## Available data

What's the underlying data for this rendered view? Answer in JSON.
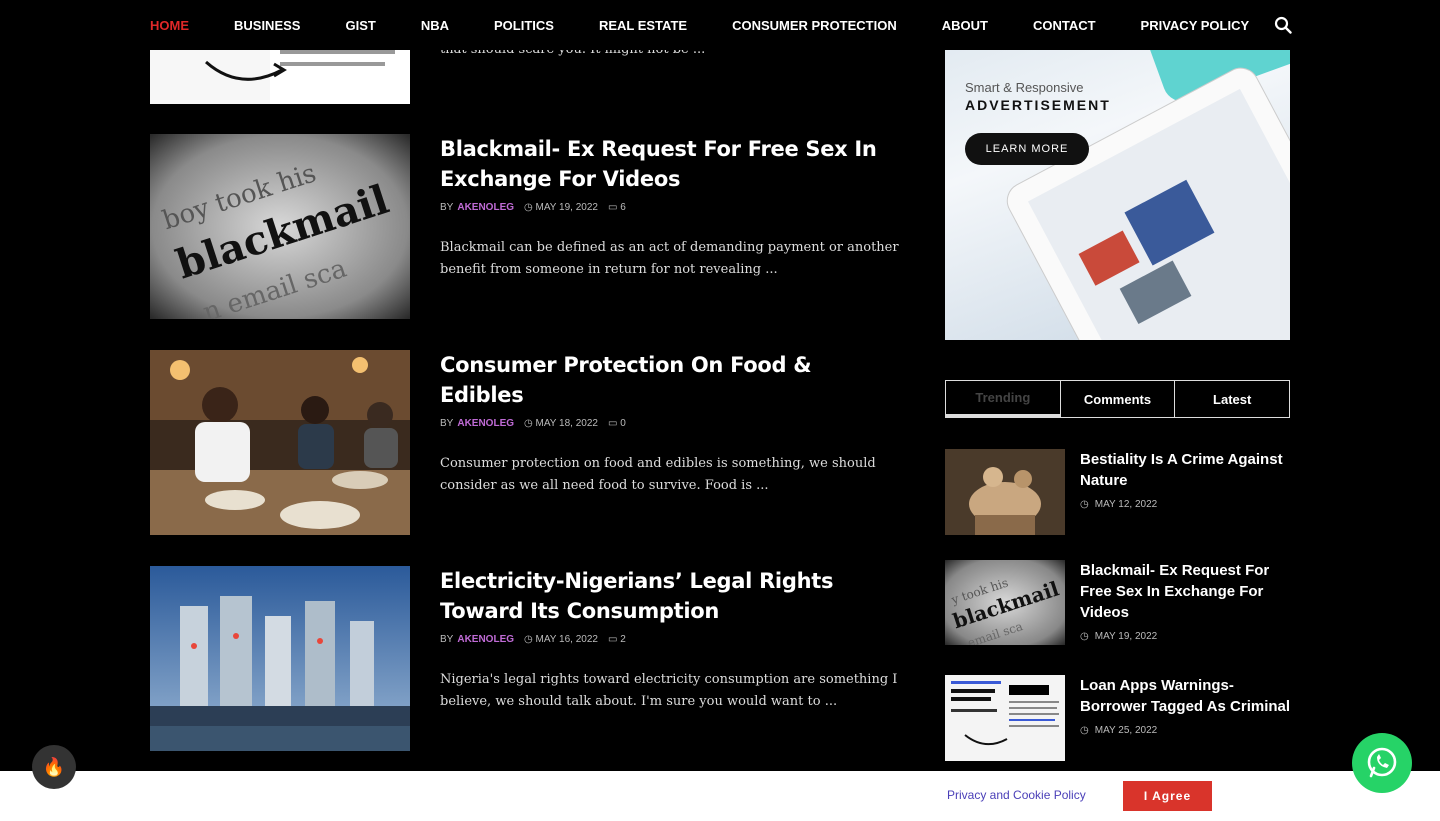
{
  "nav": {
    "items": [
      "HOME",
      "BUSINESS",
      "GIST",
      "NBA",
      "POLITICS",
      "REAL ESTATE",
      "CONSUMER PROTECTION",
      "ABOUT",
      "CONTACT",
      "PRIVACY POLICY"
    ]
  },
  "top_partial": {
    "excerpt": "that should scare you. It might not be ..."
  },
  "posts": [
    {
      "title": "Blackmail- Ex Request For Free Sex In Exchange For Videos",
      "by": "BY",
      "author": "AKENOLEG",
      "date": "MAY 19, 2022",
      "comments": "6",
      "excerpt": "Blackmail can be defined as an act of demanding payment or another benefit from someone in return for not revealing ..."
    },
    {
      "title": "Consumer Protection On Food & Edibles",
      "by": "BY",
      "author": "AKENOLEG",
      "date": "MAY 18, 2022",
      "comments": "0",
      "excerpt": "Consumer protection on food and edibles is something, we should consider as we all need food to survive. Food is ..."
    },
    {
      "title": "Electricity-Nigerians’ Legal Rights Toward Its Consumption",
      "by": "BY",
      "author": "AKENOLEG",
      "date": "MAY 16, 2022",
      "comments": "2",
      "excerpt": " Nigeria's legal rights toward electricity consumption are something I believe, we should talk about. I'm sure you would want to ..."
    }
  ],
  "ad": {
    "small": "Smart & Responsive",
    "big": "ADVERTISEMENT",
    "button": "LEARN MORE"
  },
  "tabs": [
    "Trending",
    "Comments",
    "Latest"
  ],
  "sidebar": [
    {
      "title": "Bestiality Is A Crime Against Nature",
      "date": "MAY 12, 2022"
    },
    {
      "title": "Blackmail- Ex Request For Free Sex In Exchange For Videos",
      "date": "MAY 19, 2022"
    },
    {
      "title": "Loan Apps Warnings- Borrower Tagged As Criminal",
      "date": "MAY 25, 2022"
    }
  ],
  "cookie": {
    "text": "Privacy and Cookie Policy",
    "button": "I Agree"
  },
  "colors": {
    "accent": "#e02828",
    "author": "#c06bd6",
    "whatsapp": "#26d367",
    "agree": "#d9342b"
  }
}
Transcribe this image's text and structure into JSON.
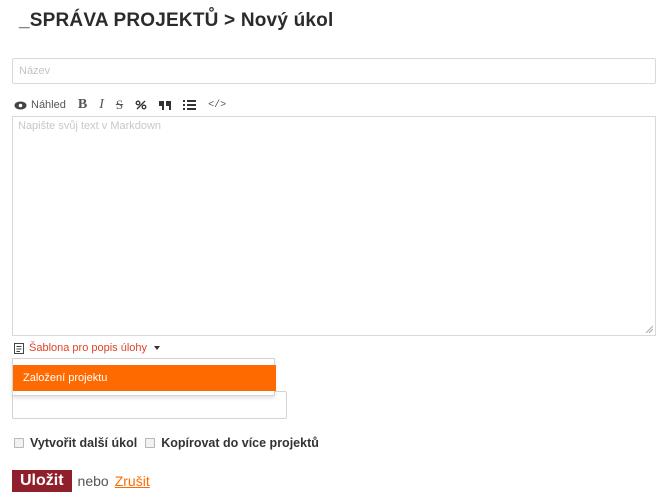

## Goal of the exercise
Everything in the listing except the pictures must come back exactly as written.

## Your solution
What's the underlying data for this rendered view? Answer in JSON.
{
  "nav": {
    "items": [
      "HOME",
      "BUSINESS",
      "GIST",
      "NBA",
      "POLITICS",
      "REAL ESTATE",
      "CONSUMER PROTECTION",
      "ABOUT",
      "CONTACT",
      "PRIVACY POLICY"
    ]
  },
  "top_partial": {
    "excerpt": "that should scare you. It might not be ..."
  },
  "posts": [
    {
      "title": "Blackmail- Ex Request For Free Sex In Exchange For Videos",
      "by": "BY",
      "author": "AKENOLEG",
      "date": "MAY 19, 2022",
      "comments": "6",
      "excerpt": "Blackmail can be defined as an act of demanding payment or another benefit from someone in return for not revealing ..."
    },
    {
      "title": "Consumer Protection On Food & Edibles",
      "by": "BY",
      "author": "AKENOLEG",
      "date": "MAY 18, 2022",
      "comments": "0",
      "excerpt": "Consumer protection on food and edibles is something, we should consider as we all need food to survive. Food is ..."
    },
    {
      "title": "Electricity-Nigerians’ Legal Rights Toward Its Consumption",
      "by": "BY",
      "author": "AKENOLEG",
      "date": "MAY 16, 2022",
      "comments": "2",
      "excerpt": " Nigeria's legal rights toward electricity consumption are something I believe, we should talk about. I'm sure you would want to ..."
    }
  ],
  "ad": {
    "small": "Smart & Responsive",
    "big": "ADVERTISEMENT",
    "button": "LEARN MORE"
  },
  "tabs": [
    "Trending",
    "Comments",
    "Latest"
  ],
  "sidebar": [
    {
      "title": "Bestiality Is A Crime Against Nature",
      "date": "MAY 12, 2022"
    },
    {
      "title": "Blackmail- Ex Request For Free Sex In Exchange For Videos",
      "date": "MAY 19, 2022"
    },
    {
      "title": "Loan Apps Warnings- Borrower Tagged As Criminal",
      "date": "MAY 25, 2022"
    }
  ],
  "cookie": {
    "text": "Privacy and Cookie Policy",
    "button": "I Agree"
  },
  "colors": {
    "accent": "#e02828",
    "author": "#c06bd6",
    "whatsapp": "#26d367",
    "agree": "#d9342b"
  }
}
Transcribe this image's text and structure into JSON.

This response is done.